Google plans to add a stream of recent status messages and media from users’ contacts to Gmail as soon as this week, according to the Wall Street Journal.
The feature, which could be announced at a press event tomorrow, would be very much in line with what Google told us it wanted to do to catch up on the social front in 2010: as I wrote last month, “to expose and elicit more of the social network built into the tools that many of us already use.” It also makes a lot of sense, given how central email is to our daily existence and our connections to people.
According to the WSJ’s unnamed sources, the new feature would be a “module” in Gmail where users can click through to see a stream of friends’ updates, YouTube video sharing and Picasa photos. It would be an extension of Gmail’s instant-messenger style status messages, which are displayed along with presence information and currently aren’t archived for search or perusal.

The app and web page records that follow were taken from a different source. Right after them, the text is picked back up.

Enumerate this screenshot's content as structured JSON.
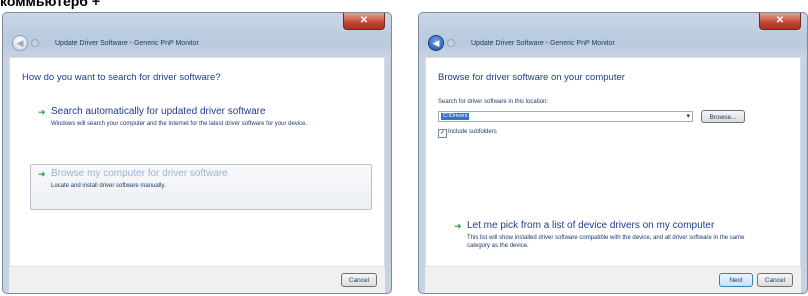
{
  "caption": "коммьютерб +",
  "left_window": {
    "title": "Update Driver Software - Generic PnP Monitor",
    "close_glyph": "✕",
    "heading": "How do you want to search for driver software?",
    "options": [
      {
        "title": "Search automatically for updated driver software",
        "desc": "Windows will search your computer and the Internet for the latest driver software for your device."
      },
      {
        "title": "Browse my computer for driver software",
        "desc": "Locate and install driver software manually."
      }
    ],
    "cancel_label": "Cancel"
  },
  "right_window": {
    "title": "Update Driver Software - Generic PnP Monitor",
    "close_glyph": "✕",
    "heading": "Browse for driver software on your computer",
    "search_label": "Search for driver software in this location:",
    "location_value": "C:\\Drivers",
    "browse_label": "Browse...",
    "include_subfolders_label": "Include subfolders",
    "pick_title": "Let me pick from a list of device drivers on my computer",
    "pick_desc": "This list will show installed driver software compatible with the device, and all driver software in the same category as the device.",
    "next_label": "Next",
    "cancel_label": "Cancel"
  },
  "icons": {
    "arrow": "green-arrow-icon",
    "back": "back-arrow-icon",
    "close": "close-icon"
  },
  "colors": {
    "heading_blue": "#1e3d8f",
    "arrow_green": "#2e9e3e",
    "close_red": "#c0462e"
  }
}
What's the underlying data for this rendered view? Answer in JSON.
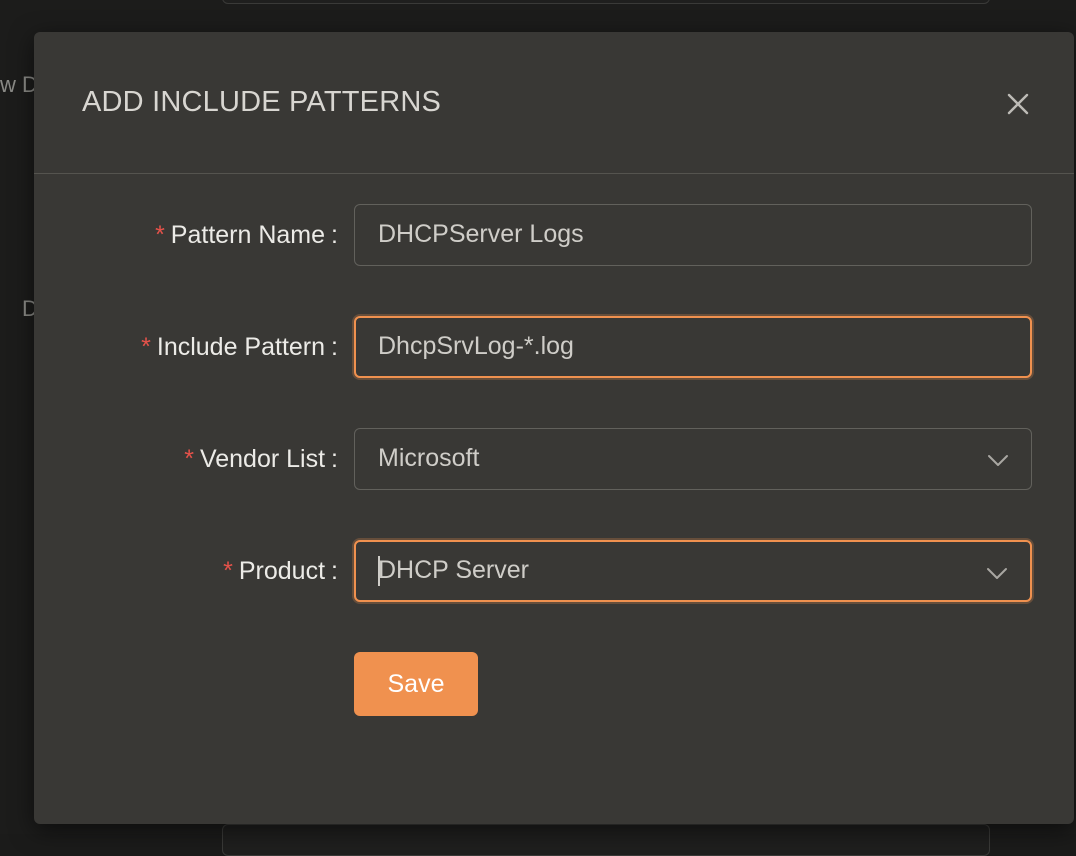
{
  "background": {
    "partial_text_1": "w D",
    "partial_text_2": "D"
  },
  "modal": {
    "title": "ADD INCLUDE PATTERNS",
    "close_icon": "close-icon"
  },
  "form": {
    "pattern_name": {
      "label": "Pattern Name",
      "required_mark": "*",
      "value": "DHCPServer Logs"
    },
    "include_pattern": {
      "label": "Include Pattern",
      "required_mark": "*",
      "value": "DhcpSrvLog-*.log"
    },
    "vendor_list": {
      "label": "Vendor List",
      "required_mark": "*",
      "selected": "Microsoft",
      "icon": "chevron-down-icon"
    },
    "product": {
      "label": "Product",
      "required_mark": "*",
      "selected": "DHCP Server",
      "icon": "chevron-down-icon"
    },
    "colon": ":",
    "save_label": "Save"
  },
  "colors": {
    "accent": "#f0914f",
    "required": "#e5524a",
    "modal_bg": "#393835",
    "page_bg": "#1c1c1b"
  }
}
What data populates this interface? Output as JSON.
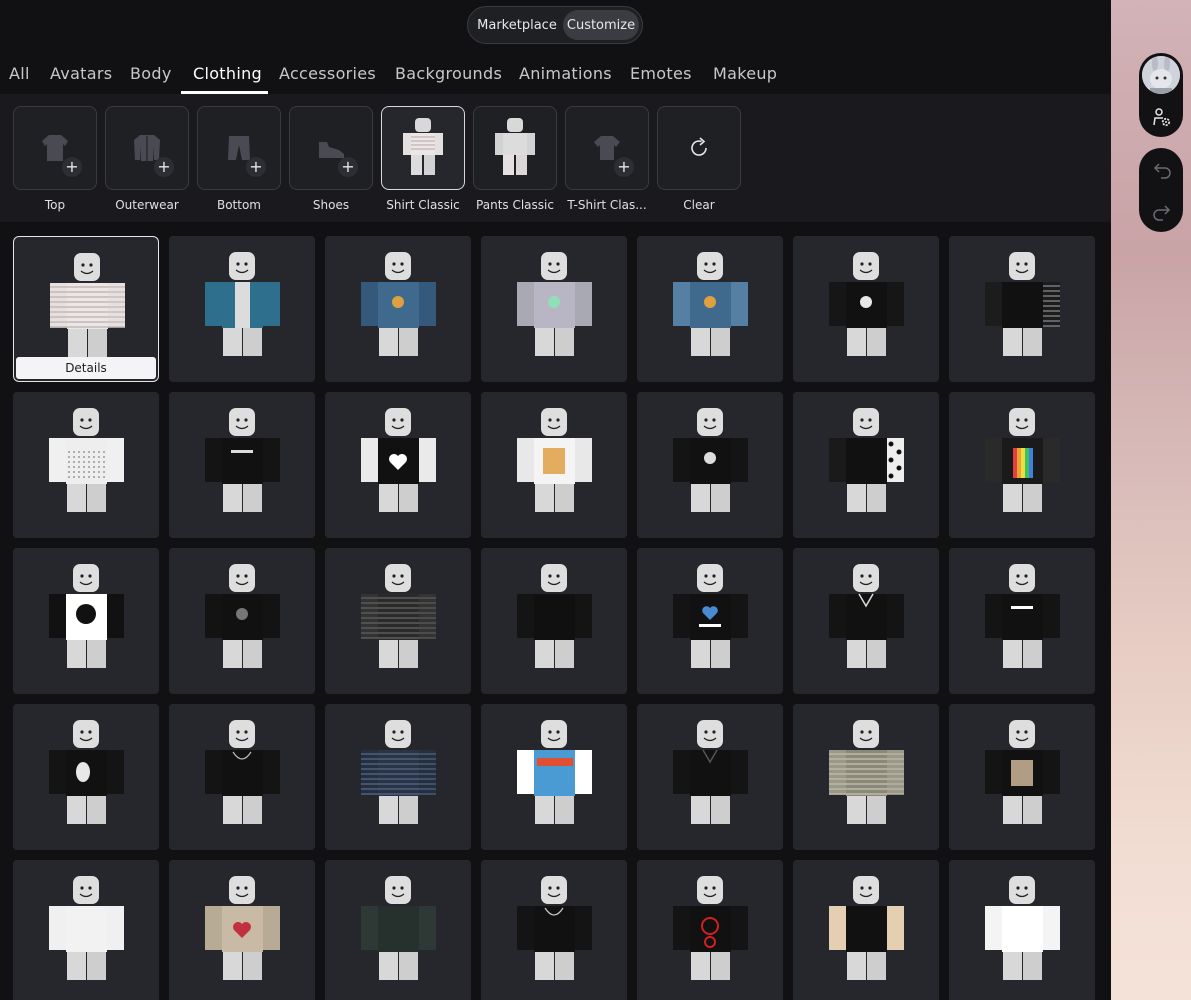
{
  "mode_toggle": {
    "marketplace": "Marketplace",
    "customize": "Customize",
    "active": "Customize"
  },
  "tabs": [
    "All",
    "Avatars",
    "Body",
    "Clothing",
    "Accessories",
    "Backgrounds",
    "Animations",
    "Emotes",
    "Makeup"
  ],
  "active_tab": "Clothing",
  "categories": [
    {
      "label": "Top",
      "icon": "shirt-icon",
      "empty": true
    },
    {
      "label": "Outerwear",
      "icon": "jacket-icon",
      "empty": true
    },
    {
      "label": "Bottom",
      "icon": "pants-icon",
      "empty": true
    },
    {
      "label": "Shoes",
      "icon": "shoe-icon",
      "empty": true
    },
    {
      "label": "Shirt Classic",
      "icon": "avatar-thumbnail",
      "empty": false,
      "selected": true
    },
    {
      "label": "Pants Classic",
      "icon": "avatar-thumbnail",
      "empty": false
    },
    {
      "label": "T-Shirt Clas...",
      "icon": "tshirt-icon",
      "empty": true
    },
    {
      "label": "Clear",
      "icon": "refresh-icon",
      "empty": false
    }
  ],
  "details_label": "Details",
  "grid": [
    {
      "body": "#ece7e6",
      "arms": "#e6e0df",
      "pattern": "stripes",
      "detail": "#c9bebe",
      "selected": true
    },
    {
      "body": "#dcdcdc",
      "arms": "#2f6f8e",
      "pattern": "jacket",
      "detail": "#245a75"
    },
    {
      "body": "#3f6a8e",
      "arms": "#35597a",
      "pattern": "logo",
      "detail": "#e0a040"
    },
    {
      "body": "#b8b6c4",
      "arms": "#a9a9b4",
      "pattern": "logo",
      "detail": "#8fe0b8"
    },
    {
      "body": "#3f6a8e",
      "arms": "#5580a4",
      "pattern": "logo",
      "detail": "#e0a040"
    },
    {
      "body": "#111111",
      "arms": "#161616",
      "pattern": "logo",
      "detail": "#e8e8e8"
    },
    {
      "body": "#111111",
      "arms": "#1c1c1c",
      "pattern": "plaid",
      "detail": "#7a7a7a"
    },
    {
      "body": "#eeeeee",
      "arms": "#f0f0f0",
      "pattern": "dots",
      "detail": "#9a9a9a"
    },
    {
      "body": "#111111",
      "arms": "#141414",
      "pattern": "text",
      "detail": "#dddddd"
    },
    {
      "body": "#111111",
      "arms": "#eaeaea",
      "pattern": "heart",
      "detail": "#ffffff"
    },
    {
      "body": "#f4f4f4",
      "arms": "#e8e8e8",
      "pattern": "anime",
      "detail": "#e09a3a"
    },
    {
      "body": "#111111",
      "arms": "#141414",
      "pattern": "logo",
      "detail": "#dddddd"
    },
    {
      "body": "#111111",
      "arms": "#1a1a1a",
      "pattern": "cow",
      "detail": "#eeeeee"
    },
    {
      "body": "#1a1a1a",
      "arms": "#2a2a2a",
      "pattern": "rainbow",
      "detail": "#f0a030"
    },
    {
      "body": "#ffffff",
      "arms": "#111111",
      "pattern": "circle-logo",
      "detail": "#111111"
    },
    {
      "body": "#111111",
      "arms": "#131313",
      "pattern": "logo",
      "detail": "#777777"
    },
    {
      "body": "#2a2a2a",
      "arms": "#333333",
      "pattern": "stripes",
      "detail": "#555555"
    },
    {
      "body": "#101010",
      "arms": "#141414",
      "pattern": "plain",
      "detail": "#444444"
    },
    {
      "body": "#111111",
      "arms": "#141414",
      "pattern": "israel",
      "detail": "#ffffff"
    },
    {
      "body": "#111111",
      "arms": "#141414",
      "pattern": "suit",
      "detail": "#dddddd"
    },
    {
      "body": "#111111",
      "arms": "#141414",
      "pattern": "text",
      "detail": "#ffffff"
    },
    {
      "body": "#111111",
      "arms": "#141414",
      "pattern": "ghost",
      "detail": "#e8e8e8"
    },
    {
      "body": "#111111",
      "arms": "#141414",
      "pattern": "chain",
      "detail": "#bbbbbb"
    },
    {
      "body": "#2a3446",
      "arms": "#243040",
      "pattern": "stripes",
      "detail": "#4a5a74"
    },
    {
      "body": "#4a9bd4",
      "arms": "#ffffff",
      "pattern": "banner",
      "detail": "#e05030"
    },
    {
      "body": "#111111",
      "arms": "#141414",
      "pattern": "suit",
      "detail": "#555555"
    },
    {
      "body": "#8a8878",
      "arms": "#9a9888",
      "pattern": "stripes",
      "detail": "#b8b4a4"
    },
    {
      "body": "#111111",
      "arms": "#141414",
      "pattern": "anime",
      "detail": "#d8c0a0"
    },
    {
      "body": "#f2f2f2",
      "arms": "#f0f0f0",
      "pattern": "plain",
      "detail": "#dddddd"
    },
    {
      "body": "#c8baa4",
      "arms": "#b8ab96",
      "pattern": "heart",
      "detail": "#c03040"
    },
    {
      "body": "#26302c",
      "arms": "#2e3834",
      "pattern": "plain",
      "detail": "#3e4a44"
    },
    {
      "body": "#111111",
      "arms": "#141414",
      "pattern": "chain",
      "detail": "#cccccc"
    },
    {
      "body": "#111111",
      "arms": "#141414",
      "pattern": "sigil",
      "detail": "#d02020"
    },
    {
      "body": "#111111",
      "arms": "#e4d0b0",
      "pattern": "plain",
      "detail": "#e4d0b0"
    },
    {
      "body": "#ffffff",
      "arms": "#f4f4f4",
      "pattern": "plain",
      "detail": "#dddddd"
    }
  ]
}
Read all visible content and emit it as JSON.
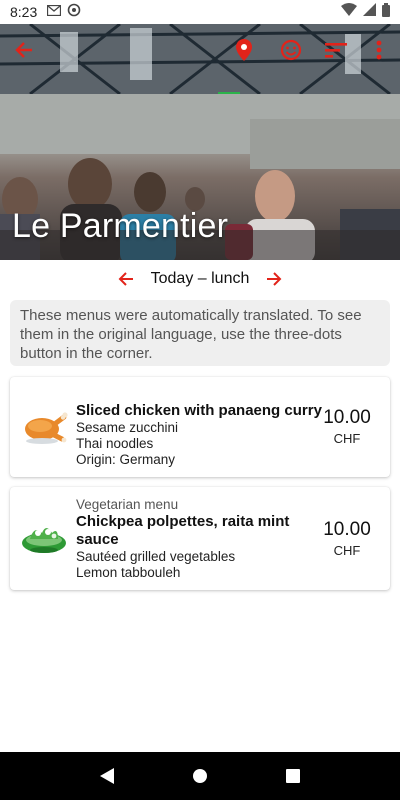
{
  "status_bar": {
    "time": "8:23"
  },
  "restaurant": {
    "name": "Le Parmentier"
  },
  "toolbar": {
    "icons": [
      "back-arrow-icon",
      "map-pin-icon",
      "smiley-icon",
      "sort-icon",
      "more-vertical-icon"
    ],
    "accent_color": "#e2231a"
  },
  "day_nav": {
    "label": "Today – lunch"
  },
  "notice": {
    "text": "These menus were automatically translated. To see them in the original language, use the three-dots button in the corner."
  },
  "menus": [
    {
      "tag": "",
      "name": "Sliced chicken with panaeng curry",
      "lines": [
        "Sesame zucchini",
        "Thai noodles",
        "Origin: Germany"
      ],
      "price": "10.00",
      "currency": "CHF",
      "icon": "roast-chicken-icon"
    },
    {
      "tag": "Vegetarian menu",
      "name": "Chickpea polpettes, raita mint sauce",
      "lines": [
        "Sautéed grilled vegetables",
        "Lemon tabbouleh"
      ],
      "price": "10.00",
      "currency": "CHF",
      "icon": "salad-bowl-icon"
    }
  ]
}
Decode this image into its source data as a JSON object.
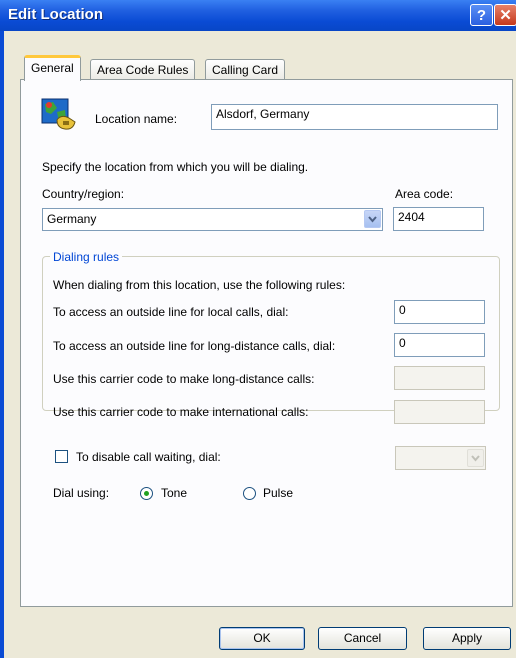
{
  "window": {
    "title": "Edit Location",
    "help_label": "?",
    "close_label": "✕"
  },
  "tabs": [
    {
      "label": "General",
      "active": true
    },
    {
      "label": "Area Code Rules",
      "active": false
    },
    {
      "label": "Calling Card",
      "active": false
    }
  ],
  "general": {
    "location_name_label": "Location name:",
    "location_name_value": "Alsdorf, Germany",
    "specify_text": "Specify the location from which you will be dialing.",
    "country_label": "Country/region:",
    "country_value": "Germany",
    "area_code_label": "Area code:",
    "area_code_value": "2404"
  },
  "dialing_rules": {
    "legend": "Dialing rules",
    "intro": "When dialing from this location, use the following rules:",
    "local_label": "To access an outside line for local calls, dial:",
    "local_value": "0",
    "long_distance_label": "To access an outside line for long-distance calls, dial:",
    "long_distance_value": "0",
    "carrier_ld_label": "Use this carrier code to make long-distance calls:",
    "carrier_ld_value": "",
    "carrier_intl_label": "Use this carrier code to make international calls:",
    "carrier_intl_value": ""
  },
  "call_waiting": {
    "label": "To disable call waiting, dial:",
    "checked": false,
    "value": ""
  },
  "dial_using": {
    "label": "Dial using:",
    "tone_label": "Tone",
    "pulse_label": "Pulse",
    "selected": "Tone"
  },
  "buttons": {
    "ok": "OK",
    "cancel": "Cancel",
    "apply": "Apply"
  },
  "colors": {
    "title_bar": "#0A4BD4",
    "dialog_bg": "#ECE9D8",
    "group_legend": "#0046D5",
    "tab_highlight": "#FFC83C"
  }
}
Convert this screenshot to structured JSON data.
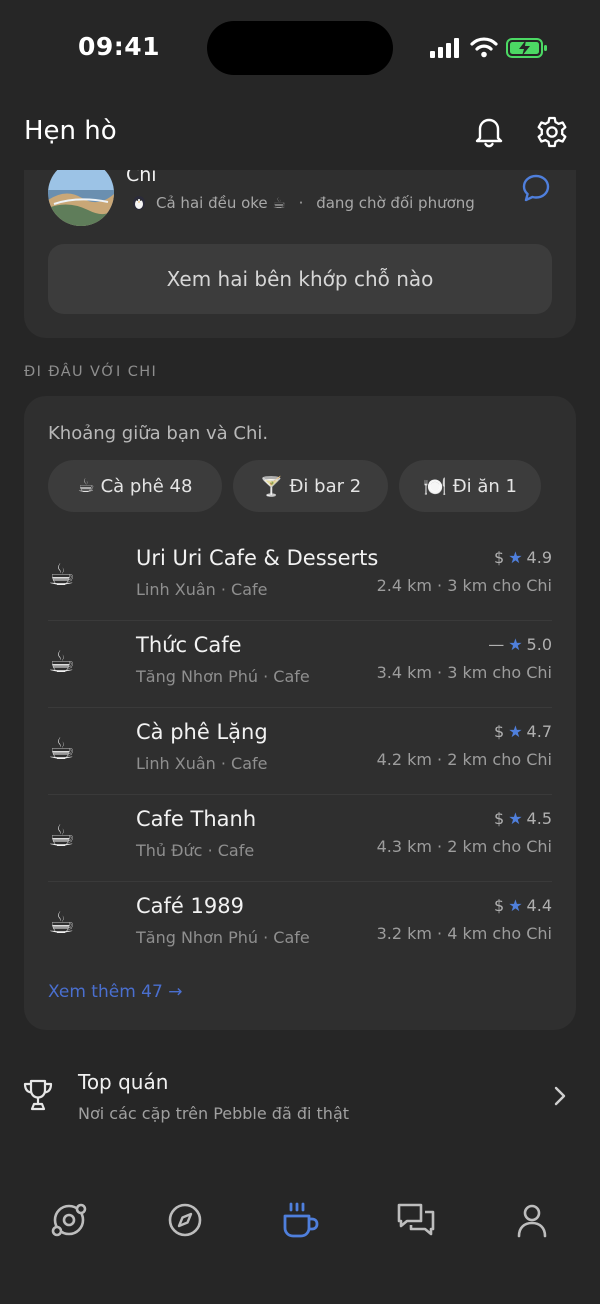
{
  "status": {
    "time": "09:41"
  },
  "header": {
    "title": "Hẹn hò"
  },
  "match": {
    "name": "Chi",
    "status_text": "Cả hai đều oke ☕",
    "separator": "·",
    "waiting_text": "đang chờ đối phương",
    "compare_label": "Xem hai bên khớp chỗ nào"
  },
  "section": {
    "label": "ĐI ĐÂU VỚI CHI"
  },
  "places": {
    "intro": "Khoảng giữa bạn và Chi.",
    "chips": [
      {
        "icon": "☕",
        "label": "Cà phê 48"
      },
      {
        "icon": "🍸",
        "label": "Đi bar 2"
      },
      {
        "icon": "🍽️",
        "label": "Đi ăn 1"
      }
    ],
    "items": [
      {
        "icon": "☕",
        "name": "Uri Uri Cafe & Desserts",
        "sub": "Linh Xuân · Cafe",
        "price": "$",
        "rating": "4.9",
        "dist": "2.4 km · 3 km cho Chi"
      },
      {
        "icon": "☕",
        "name": "Thức Cafe",
        "sub": "Tăng Nhơn Phú · Cafe",
        "price": "—",
        "rating": "5.0",
        "dist": "3.4 km · 3 km cho Chi"
      },
      {
        "icon": "☕",
        "name": "Cà phê Lặng",
        "sub": "Linh Xuân · Cafe",
        "price": "$",
        "rating": "4.7",
        "dist": "4.2 km · 2 km cho Chi"
      },
      {
        "icon": "☕",
        "name": "Cafe Thanh",
        "sub": "Thủ Đức · Cafe",
        "price": "$",
        "rating": "4.5",
        "dist": "4.3 km · 2 km cho Chi"
      },
      {
        "icon": "☕",
        "name": "Café 1989",
        "sub": "Tăng Nhơn Phú · Cafe",
        "price": "$",
        "rating": "4.4",
        "dist": "3.2 km · 4 km cho Chi"
      }
    ],
    "star": "★",
    "see_more": "Xem thêm 47 →"
  },
  "top": {
    "title": "Top quán",
    "subtitle": "Nơi các cặp trên Pebble đã đi thật"
  },
  "tabs": [
    {
      "icon": "orbit-icon"
    },
    {
      "icon": "compass-icon"
    },
    {
      "icon": "coffee-cup-icon",
      "active": true
    },
    {
      "icon": "chat-bubbles-icon"
    },
    {
      "icon": "profile-icon"
    }
  ],
  "colors": {
    "accent": "#4f7fdc",
    "background": "#262626",
    "card": "#2f2f2f"
  }
}
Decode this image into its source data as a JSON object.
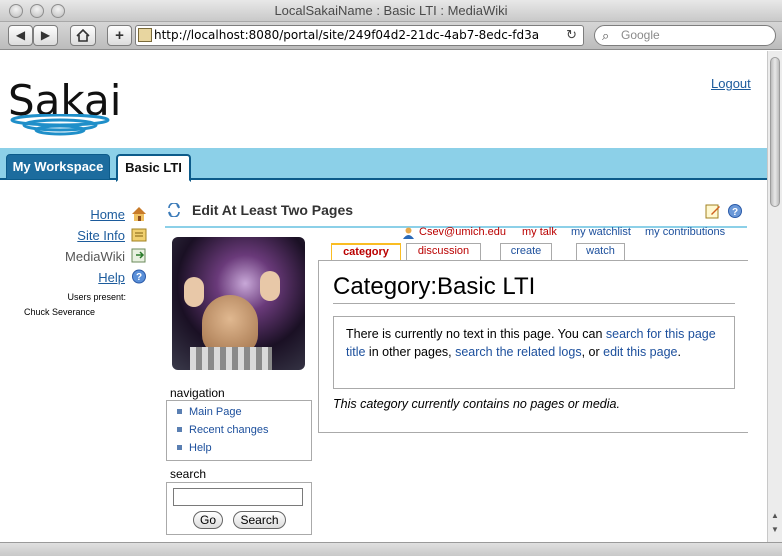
{
  "window": {
    "title": "LocalSakaiName : Basic LTI : MediaWiki",
    "url": "http://localhost:8080/portal/site/249f04d2-21dc-4ab7-8edc-fd3a",
    "search_placeholder": "Google"
  },
  "header": {
    "logo_text": "Sakai",
    "logout_label": "Logout"
  },
  "site_tabs": [
    {
      "label": "My Workspace"
    },
    {
      "label": "Basic LTI"
    }
  ],
  "left_nav": {
    "items": [
      {
        "label": "Home",
        "icon": "home-icon"
      },
      {
        "label": "Site Info",
        "icon": "site-info-icon"
      },
      {
        "label": "MediaWiki",
        "icon": "mediawiki-icon"
      },
      {
        "label": "Help",
        "icon": "help-icon"
      }
    ],
    "users_present_label": "Users present:",
    "users": [
      "Chuck Severance"
    ]
  },
  "tool": {
    "title": "Edit At Least Two Pages"
  },
  "wiki": {
    "personal_links": [
      "Csev@umich.edu",
      "my talk",
      "my watchlist",
      "my contributions"
    ],
    "tabs": [
      {
        "label": "category"
      },
      {
        "label": "discussion"
      },
      {
        "label": "create"
      },
      {
        "label": "watch"
      }
    ],
    "page_title": "Category:Basic LTI",
    "notice": {
      "text_1": "There is currently no text in this page. You can ",
      "link_1": "search for this page title",
      "text_2": " in other pages, ",
      "link_2": "search the related logs",
      "text_3": ", or ",
      "link_3": "edit this page",
      "text_4": "."
    },
    "empty_note": "This category currently contains no pages or media.",
    "navigation": {
      "title": "navigation",
      "items": [
        "Main Page",
        "Recent changes",
        "Help"
      ]
    },
    "search": {
      "title": "search",
      "go_label": "Go",
      "search_label": "Search",
      "value": ""
    }
  },
  "colors": {
    "accent": "#8cd0e8",
    "tab_active_border": "#0c5b8a",
    "link": "#1c4f9c",
    "wiki_red_link": "#ba0000"
  }
}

The problem with lightweight incorporation of status updates, though, is that the tools around social streams have already gotten quite complex. Gmail will have to do a good job of understanding who we want to hear from, letting us group and block contacts, and integrating with other updates like Facebook and Twitter. If Google really wants to do this right, it should open everything up to outside developers.
Meanwhile, Yahoo already shows an aggregated stream of status messages and online activity within its web mail product; it calls the feature Yahoo Updates.
Thumbnail photo by Flickr user christyxcore.